Mr. Foot's problems arise largely from the tactics he has chosen to try to keep the leftists, led by Tony Benn, under control.
Aware that voting for top posts in the Labour Party executive last September tended to swing toward the right, he has tried to force Mr. Benn and other prominent figures on the far left to move toward the center.
The approach is being described by party insiders as an attempt to bind the Bennites into the fabric of the Labour Party.
Mr. Foot invited Mr. Benn to make a front-bench parliamentary speech attacking the Conservative government's energy policy. At the same time he called on party members to keep Mr. Benn on as chairman of Labour's influential home affairs commitee.
But neither move impressed parliamentary members of the party, who believe Mr. Foot is being unnecessarily ''soft'' toward Mr. Benn.
Mr. Foot has been adopting his conciliatory tactics at a time when extreme leftist members of Labour constituency parties are preparing to force moderate and right-wing MPs not to run as candidates in the next election.
Particularly in London, supporters of Labour's ''militant tendency'' movement (representing left-wing activists) have compiled ''hit lists'' of MPs whom it wants to be prevented from running again.
These moves have greatly angered many Labour MPs. They are arguing that although Mr. Foot is being gentle with Mr. Benn, left-wing militants owing allegience to Mr. Benn are not returning the favor.
At a meeting of the parliamentary Labour Party requested by centrist and right-wing MPs, these grievances are going to be aired.
Part of Mr. Foot's problem is that with his party in obvious disarray he is having difficulty presenting himself as a unifying force. Opinion polls show Labour heavily down in the public's estimation. Last month at a by-election near London, the Labour candidate was soundly beaten by a member of the new Social Democratic-Liberal Party alliance.

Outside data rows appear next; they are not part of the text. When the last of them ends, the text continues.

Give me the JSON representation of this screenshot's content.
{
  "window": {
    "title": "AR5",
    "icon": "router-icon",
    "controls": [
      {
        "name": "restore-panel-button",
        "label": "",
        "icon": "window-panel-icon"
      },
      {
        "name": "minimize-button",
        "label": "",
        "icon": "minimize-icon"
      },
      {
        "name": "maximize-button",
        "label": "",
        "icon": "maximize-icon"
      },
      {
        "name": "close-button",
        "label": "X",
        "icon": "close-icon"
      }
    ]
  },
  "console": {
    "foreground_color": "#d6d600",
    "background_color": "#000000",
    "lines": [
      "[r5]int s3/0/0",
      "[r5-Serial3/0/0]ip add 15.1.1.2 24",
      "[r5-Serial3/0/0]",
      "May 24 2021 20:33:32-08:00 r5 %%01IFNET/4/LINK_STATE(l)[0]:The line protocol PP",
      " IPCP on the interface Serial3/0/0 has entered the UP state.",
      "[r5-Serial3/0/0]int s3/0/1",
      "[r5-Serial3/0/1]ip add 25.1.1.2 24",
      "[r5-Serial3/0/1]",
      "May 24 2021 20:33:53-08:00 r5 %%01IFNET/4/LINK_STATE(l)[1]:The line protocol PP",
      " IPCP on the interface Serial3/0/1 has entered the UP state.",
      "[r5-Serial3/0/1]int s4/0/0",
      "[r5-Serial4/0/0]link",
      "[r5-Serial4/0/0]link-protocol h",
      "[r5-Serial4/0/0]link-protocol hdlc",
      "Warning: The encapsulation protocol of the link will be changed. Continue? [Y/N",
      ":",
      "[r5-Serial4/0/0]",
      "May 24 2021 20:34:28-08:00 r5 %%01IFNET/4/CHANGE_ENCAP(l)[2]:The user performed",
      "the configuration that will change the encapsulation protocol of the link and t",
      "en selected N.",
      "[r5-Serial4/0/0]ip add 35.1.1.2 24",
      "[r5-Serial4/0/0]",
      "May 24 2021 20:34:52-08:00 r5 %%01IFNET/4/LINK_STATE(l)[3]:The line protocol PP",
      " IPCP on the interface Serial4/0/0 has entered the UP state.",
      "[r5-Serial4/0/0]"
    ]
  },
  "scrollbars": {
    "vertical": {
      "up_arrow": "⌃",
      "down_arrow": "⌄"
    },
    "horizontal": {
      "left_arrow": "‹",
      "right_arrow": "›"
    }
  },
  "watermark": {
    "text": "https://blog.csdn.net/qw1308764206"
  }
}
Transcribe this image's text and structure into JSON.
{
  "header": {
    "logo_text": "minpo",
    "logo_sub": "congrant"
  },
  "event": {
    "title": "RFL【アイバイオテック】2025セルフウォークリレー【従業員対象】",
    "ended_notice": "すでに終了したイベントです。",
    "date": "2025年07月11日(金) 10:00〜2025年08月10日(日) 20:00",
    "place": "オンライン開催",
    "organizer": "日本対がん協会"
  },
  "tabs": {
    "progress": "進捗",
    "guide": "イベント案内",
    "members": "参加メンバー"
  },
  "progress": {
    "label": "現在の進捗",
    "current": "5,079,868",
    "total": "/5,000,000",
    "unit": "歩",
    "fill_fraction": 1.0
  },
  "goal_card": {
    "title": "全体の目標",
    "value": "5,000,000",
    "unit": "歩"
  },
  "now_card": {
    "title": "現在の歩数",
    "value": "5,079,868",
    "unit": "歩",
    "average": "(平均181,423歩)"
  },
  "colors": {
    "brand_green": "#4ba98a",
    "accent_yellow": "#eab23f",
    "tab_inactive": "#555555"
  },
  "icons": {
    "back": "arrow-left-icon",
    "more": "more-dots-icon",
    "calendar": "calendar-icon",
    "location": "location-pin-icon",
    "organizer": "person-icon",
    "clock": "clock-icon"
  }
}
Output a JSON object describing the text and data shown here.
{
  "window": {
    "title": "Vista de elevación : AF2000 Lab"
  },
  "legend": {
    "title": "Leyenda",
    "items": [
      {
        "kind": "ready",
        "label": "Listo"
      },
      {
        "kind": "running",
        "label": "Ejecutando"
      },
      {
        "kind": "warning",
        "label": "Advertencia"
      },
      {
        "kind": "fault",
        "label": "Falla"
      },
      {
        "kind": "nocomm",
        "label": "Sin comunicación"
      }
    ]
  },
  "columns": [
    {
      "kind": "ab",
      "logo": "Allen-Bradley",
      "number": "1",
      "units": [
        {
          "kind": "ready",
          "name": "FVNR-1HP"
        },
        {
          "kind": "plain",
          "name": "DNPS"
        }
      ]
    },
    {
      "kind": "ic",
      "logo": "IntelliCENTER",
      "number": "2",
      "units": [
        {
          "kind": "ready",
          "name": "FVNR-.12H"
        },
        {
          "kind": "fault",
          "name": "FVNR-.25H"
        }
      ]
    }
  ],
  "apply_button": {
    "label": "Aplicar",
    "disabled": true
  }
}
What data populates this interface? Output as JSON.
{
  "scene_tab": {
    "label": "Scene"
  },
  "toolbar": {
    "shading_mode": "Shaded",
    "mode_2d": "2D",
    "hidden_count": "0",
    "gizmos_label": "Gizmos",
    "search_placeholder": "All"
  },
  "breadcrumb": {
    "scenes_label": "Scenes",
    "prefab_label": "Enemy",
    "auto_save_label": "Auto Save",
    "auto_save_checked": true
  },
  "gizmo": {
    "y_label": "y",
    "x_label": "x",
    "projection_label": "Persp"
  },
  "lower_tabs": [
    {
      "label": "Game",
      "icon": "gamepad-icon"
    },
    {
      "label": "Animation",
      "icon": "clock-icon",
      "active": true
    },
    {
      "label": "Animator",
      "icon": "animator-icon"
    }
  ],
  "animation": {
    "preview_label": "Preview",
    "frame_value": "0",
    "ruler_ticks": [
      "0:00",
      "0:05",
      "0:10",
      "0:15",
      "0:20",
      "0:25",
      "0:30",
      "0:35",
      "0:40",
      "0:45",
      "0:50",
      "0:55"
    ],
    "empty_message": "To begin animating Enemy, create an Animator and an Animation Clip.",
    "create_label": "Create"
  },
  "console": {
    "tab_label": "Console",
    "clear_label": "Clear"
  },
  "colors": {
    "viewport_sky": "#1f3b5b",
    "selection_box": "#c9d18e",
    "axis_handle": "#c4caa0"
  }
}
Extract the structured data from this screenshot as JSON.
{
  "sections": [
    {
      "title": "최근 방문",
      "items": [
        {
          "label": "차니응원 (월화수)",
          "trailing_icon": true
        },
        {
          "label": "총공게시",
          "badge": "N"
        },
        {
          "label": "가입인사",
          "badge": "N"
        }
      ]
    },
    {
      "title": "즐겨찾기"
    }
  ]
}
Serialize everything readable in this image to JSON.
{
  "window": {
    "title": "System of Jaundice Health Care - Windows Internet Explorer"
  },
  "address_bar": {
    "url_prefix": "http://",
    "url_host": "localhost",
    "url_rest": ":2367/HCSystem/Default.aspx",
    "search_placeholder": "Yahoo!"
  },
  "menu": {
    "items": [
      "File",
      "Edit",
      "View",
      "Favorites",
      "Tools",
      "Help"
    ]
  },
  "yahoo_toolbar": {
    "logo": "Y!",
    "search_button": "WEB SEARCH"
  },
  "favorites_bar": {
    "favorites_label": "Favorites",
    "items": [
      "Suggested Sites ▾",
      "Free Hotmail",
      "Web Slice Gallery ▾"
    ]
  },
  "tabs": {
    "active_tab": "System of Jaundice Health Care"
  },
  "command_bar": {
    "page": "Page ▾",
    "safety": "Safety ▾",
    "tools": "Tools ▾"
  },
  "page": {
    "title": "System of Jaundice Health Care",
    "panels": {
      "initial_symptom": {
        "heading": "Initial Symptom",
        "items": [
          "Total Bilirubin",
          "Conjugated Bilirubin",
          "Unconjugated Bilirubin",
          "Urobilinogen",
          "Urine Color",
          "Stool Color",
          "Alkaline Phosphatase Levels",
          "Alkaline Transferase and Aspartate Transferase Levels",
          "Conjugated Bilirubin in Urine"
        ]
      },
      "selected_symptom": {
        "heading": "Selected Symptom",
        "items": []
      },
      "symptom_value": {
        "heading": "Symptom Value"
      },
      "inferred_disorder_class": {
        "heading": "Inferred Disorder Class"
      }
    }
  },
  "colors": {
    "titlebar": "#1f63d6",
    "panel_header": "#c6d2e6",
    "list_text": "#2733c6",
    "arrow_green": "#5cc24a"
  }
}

In the early runup to voting in another by-election to be held near Liverpool later this month, Labour is currently running third to the ruling Conservatives and the SDP-Liberal alliance.
By wide consent, Labour is not finding favor with the British public largely because the party has been shown to be deeply divided, with extreme left-wingers under Mr. Benn's leadership showing scant regard for their own movement's electoral prospects.
In trying to project an image as a credible party leader Mr. Foot is sometimes his own worst enemy.
This past weekend at a ceremony honoring Britain's war dead, the Labour leader turned up wearing a dufflecoat, shabby suit, sneakers, and paisley tie. Thus attired, he stood beside Prime Minister Margaret Thatcher and the Liberal Party leader, David Steel, both beautifully turned out.
One of Mr. Foot's MPs issued a public statement afterward saying that his party leader had been ''dressed like a tramp.'' Another said he looked like ''an unemployed navvy (unskilled laborer).''